### [Exercise data]

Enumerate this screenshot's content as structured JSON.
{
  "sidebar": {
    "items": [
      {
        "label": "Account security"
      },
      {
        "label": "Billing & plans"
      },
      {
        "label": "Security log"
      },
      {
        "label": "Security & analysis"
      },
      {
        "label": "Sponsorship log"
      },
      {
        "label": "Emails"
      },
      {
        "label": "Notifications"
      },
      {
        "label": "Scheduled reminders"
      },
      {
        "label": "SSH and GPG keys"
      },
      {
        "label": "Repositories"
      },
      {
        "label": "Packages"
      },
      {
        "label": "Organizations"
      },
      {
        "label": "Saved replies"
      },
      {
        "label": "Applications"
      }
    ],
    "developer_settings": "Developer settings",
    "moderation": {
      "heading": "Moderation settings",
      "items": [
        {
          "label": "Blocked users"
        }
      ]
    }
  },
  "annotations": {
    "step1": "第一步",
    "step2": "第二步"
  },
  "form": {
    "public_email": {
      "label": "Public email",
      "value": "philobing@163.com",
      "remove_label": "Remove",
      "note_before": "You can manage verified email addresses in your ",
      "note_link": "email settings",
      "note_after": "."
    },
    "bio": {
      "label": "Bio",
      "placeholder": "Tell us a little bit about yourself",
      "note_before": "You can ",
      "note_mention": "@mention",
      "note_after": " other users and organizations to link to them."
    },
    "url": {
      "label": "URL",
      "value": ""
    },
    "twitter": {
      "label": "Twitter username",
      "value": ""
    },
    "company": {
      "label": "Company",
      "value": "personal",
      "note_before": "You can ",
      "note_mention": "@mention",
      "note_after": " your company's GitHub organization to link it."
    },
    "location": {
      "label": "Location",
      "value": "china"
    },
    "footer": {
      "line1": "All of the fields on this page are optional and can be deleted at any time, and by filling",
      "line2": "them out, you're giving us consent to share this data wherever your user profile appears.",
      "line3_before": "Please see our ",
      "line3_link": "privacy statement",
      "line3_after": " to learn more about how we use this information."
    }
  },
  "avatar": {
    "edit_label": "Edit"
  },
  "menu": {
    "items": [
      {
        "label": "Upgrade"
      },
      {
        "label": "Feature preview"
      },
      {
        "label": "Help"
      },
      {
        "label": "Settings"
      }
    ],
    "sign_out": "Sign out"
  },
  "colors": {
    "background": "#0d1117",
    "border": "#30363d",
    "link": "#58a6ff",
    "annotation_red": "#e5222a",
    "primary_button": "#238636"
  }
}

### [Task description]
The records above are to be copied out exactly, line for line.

### [Written answer]
Enumerate this screenshot's content as structured JSON.
{
  "sidebar": {
    "items": [
      {
        "label": "Account security"
      },
      {
        "label": "Billing & plans"
      },
      {
        "label": "Security log"
      },
      {
        "label": "Security & analysis"
      },
      {
        "label": "Sponsorship log"
      },
      {
        "label": "Emails"
      },
      {
        "label": "Notifications"
      },
      {
        "label": "Scheduled reminders"
      },
      {
        "label": "SSH and GPG keys"
      },
      {
        "label": "Repositories"
      },
      {
        "label": "Packages"
      },
      {
        "label": "Organizations"
      },
      {
        "label": "Saved replies"
      },
      {
        "label": "Applications"
      }
    ],
    "developer_settings": "Developer settings",
    "moderation": {
      "heading": "Moderation settings",
      "items": [
        {
          "label": "Blocked users"
        }
      ]
    }
  },
  "annotations": {
    "step1": "第一步",
    "step2": "第二步"
  },
  "form": {
    "public_email": {
      "label": "Public email",
      "value": "philobing@163.com",
      "remove_label": "Remove",
      "note_before": "You can manage verified email addresses in your ",
      "note_link": "email settings",
      "note_after": "."
    },
    "bio": {
      "label": "Bio",
      "placeholder": "Tell us a little bit about yourself",
      "note_before": "You can ",
      "note_mention": "@mention",
      "note_after": " other users and organizations to link to them."
    },
    "url": {
      "label": "URL",
      "value": ""
    },
    "twitter": {
      "label": "Twitter username",
      "value": ""
    },
    "company": {
      "label": "Company",
      "value": "personal",
      "note_before": "You can ",
      "note_mention": "@mention",
      "note_after": " your company's GitHub organization to link it."
    },
    "location": {
      "label": "Location",
      "value": "china"
    },
    "footer": {
      "line1": "All of the fields on this page are optional and can be deleted at any time, and by filling",
      "line2": "them out, you're giving us consent to share this data wherever your user profile appears.",
      "line3_before": "Please see our ",
      "line3_link": "privacy statement",
      "line3_after": " to learn more about how we use this information."
    }
  },
  "avatar": {
    "edit_label": "Edit"
  },
  "menu": {
    "items": [
      {
        "label": "Upgrade"
      },
      {
        "label": "Feature preview"
      },
      {
        "label": "Help"
      },
      {
        "label": "Settings"
      }
    ],
    "sign_out": "Sign out"
  },
  "colors": {
    "background": "#0d1117",
    "border": "#30363d",
    "link": "#58a6ff",
    "annotation_red": "#e5222a",
    "primary_button": "#238636"
  }
}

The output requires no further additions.